More Than One-Fifth of World’s Reptile Species Face Extinction

Otago Skink Oligosoma otagense has most recently been assessed for The IUCN Red List of Threatened Species in 2018. James T. Reardon / IUCN

The largest study ever conducted on the extinction risk of reptiles on the International Union for Conservation of Nature (IUCN) Red List of Threatened Species warned that 21 percent of all reptile species worldwide are threatened with extinction, which could have a “devastating” effect on the planet’s ecosystems, The Guardian reported.

Led by NatureServe, the IUCN and Conservation International, the study compared the conservation needs of 10,196 reptile species with those of birds, mammals and amphibians, according to a press release by NatureServe. The specific subjects of the study were crocodiles, turtles, snakes, lizards and tuatara, a reptile native to New Zealand that is the only living representative belonging to a lineage that evolved about 200 to 250 million years ago, during the Triassic period.

King Cobra Ophiophagus hannah has most recently been assessed for The IUCN Red List of Threatened Species in 2011.

“We would lose a combined 15.6bn years of evolutionary history if each of the 1,829 threatened reptiles became extinct,” said manager of the biodiversity assessment unit at the IUCN and Conservation International Neil Cox, who was the study’s co-leader, as reported by The Guardian. “This is evolution that we could never get back.

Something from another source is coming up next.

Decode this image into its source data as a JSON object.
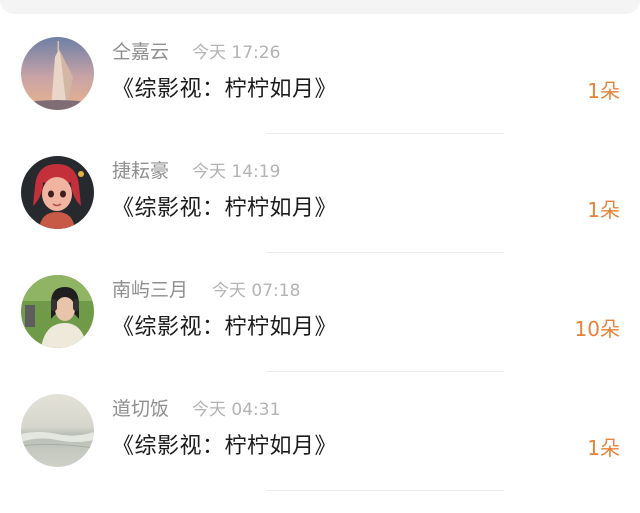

It would be a devastating loss.”

The study, “A global reptile assessment highlights shared conservation needs of tetrapods,” was published in the journal Nature. The Global Reptile Assessment was conducted by 52 experts representing 24 countries across six continents, and in the last 17 years it has received contributions from more than 900 scientists, The Guardian reported.

It may come as a surprise that most reptile species live in forests, where they face the same threats as other woodland creatures, like logging and the destruction of trees to make way for agriculture. The researchers found that 14 percent of reptiles that live in arid habitats like scrubland and deserts are at risk of extinction, compared with 30 percent of those that live in forests.

Zhou’s Box Turtle Cuora zhoui has most recently been assessed for The IUCN Red List of Threatened Species in 2000. 

Invasive species are a major threat to lizards native to islands, while half of turtles and crocodiles are at risk of extinction. For them, hunting is the primary threat.

Conservation efforts directed at birds, amphibians and mammals were “more likely than expected” to benefit many reptiles threatened with extinction, the study found, as stated in the press release.

“I was surprised by the degree to which mammals, birds and amphibians, collectively, can serve as surrogates to reptiles,” commented chief zoologist and senior conservation scientist at NatureServe Dr. Bruce Young, who was co-leader of the study, the press release said. “This is good news because the extensive efforts to protect better known animals have also likely contributed to protecting many reptiles. Habitat protection is essential to buffer reptiles, as well as other vertebrates, from threats such as agricultural activities and urban development.” 

The 1,829 reptiles that are currently threatened with extinction are living examples of an important branch of the world’s evolutionary history — 15.6 billion years total, with innumerable environmental adaptations. 

“The results of the Global Reptile Assessment signal the need to ramp up global efforts to conserve them,” Cox said, according to the press release. “Because reptiles are so diverse, they face a wide range of threats across a variety of habitats. A multifaceted action plan is necessary to protect these species, with all the evolutionary history they represent.”

Reptiles have many benefits for ecosystems, from helping manage populations of rats and mosquitoes to aiding seed dispersal, particularly on islands, The Guardian reported. There are more reptile species under threat of extinction than bird species, said head of wildlife recovery at the Zoological Society of London Mike Hoffmann, who was one of the scientists involved with the study.

“This global assessment is a key beginning to understanding reptile conservation needs. Now we know where the priorities are and what the threats are that we need to ameliorate. There is no longer any excuse for leaving reptiles out of conservation planning and implementation efforts worldwide,” Young added, as Reuters reported.

EcoWatch Daily Newsletter